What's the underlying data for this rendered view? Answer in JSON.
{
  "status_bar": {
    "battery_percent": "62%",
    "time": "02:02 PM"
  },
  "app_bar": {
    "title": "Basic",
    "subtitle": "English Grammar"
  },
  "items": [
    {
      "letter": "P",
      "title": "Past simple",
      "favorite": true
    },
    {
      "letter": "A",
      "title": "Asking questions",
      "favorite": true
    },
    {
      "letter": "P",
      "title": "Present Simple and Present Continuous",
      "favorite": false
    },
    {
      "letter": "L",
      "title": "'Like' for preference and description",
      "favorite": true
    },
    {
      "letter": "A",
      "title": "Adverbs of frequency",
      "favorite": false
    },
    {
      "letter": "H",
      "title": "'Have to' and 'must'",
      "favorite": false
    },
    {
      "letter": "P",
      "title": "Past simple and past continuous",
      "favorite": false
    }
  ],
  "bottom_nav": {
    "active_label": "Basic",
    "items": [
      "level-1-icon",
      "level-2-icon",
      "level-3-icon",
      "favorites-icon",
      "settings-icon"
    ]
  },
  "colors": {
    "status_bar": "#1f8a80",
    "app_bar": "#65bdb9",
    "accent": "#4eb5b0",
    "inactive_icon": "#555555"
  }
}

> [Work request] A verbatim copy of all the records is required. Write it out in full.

> [Answer box]
What's the underlying data for this rendered view? Answer in JSON.
{
  "status_bar": {
    "battery_percent": "62%",
    "time": "02:02 PM"
  },
  "app_bar": {
    "title": "Basic",
    "subtitle": "English Grammar"
  },
  "items": [
    {
      "letter": "P",
      "title": "Past simple",
      "favorite": true
    },
    {
      "letter": "A",
      "title": "Asking questions",
      "favorite": true
    },
    {
      "letter": "P",
      "title": "Present Simple and Present Continuous",
      "favorite": false
    },
    {
      "letter": "L",
      "title": "'Like' for preference and description",
      "favorite": true
    },
    {
      "letter": "A",
      "title": "Adverbs of frequency",
      "favorite": false
    },
    {
      "letter": "H",
      "title": "'Have to' and 'must'",
      "favorite": false
    },
    {
      "letter": "P",
      "title": "Past simple and past continuous",
      "favorite": false
    }
  ],
  "bottom_nav": {
    "active_label": "Basic",
    "items": [
      "level-1-icon",
      "level-2-icon",
      "level-3-icon",
      "favorites-icon",
      "settings-icon"
    ]
  },
  "colors": {
    "status_bar": "#1f8a80",
    "app_bar": "#65bdb9",
    "accent": "#4eb5b0",
    "inactive_icon": "#555555"
  }
}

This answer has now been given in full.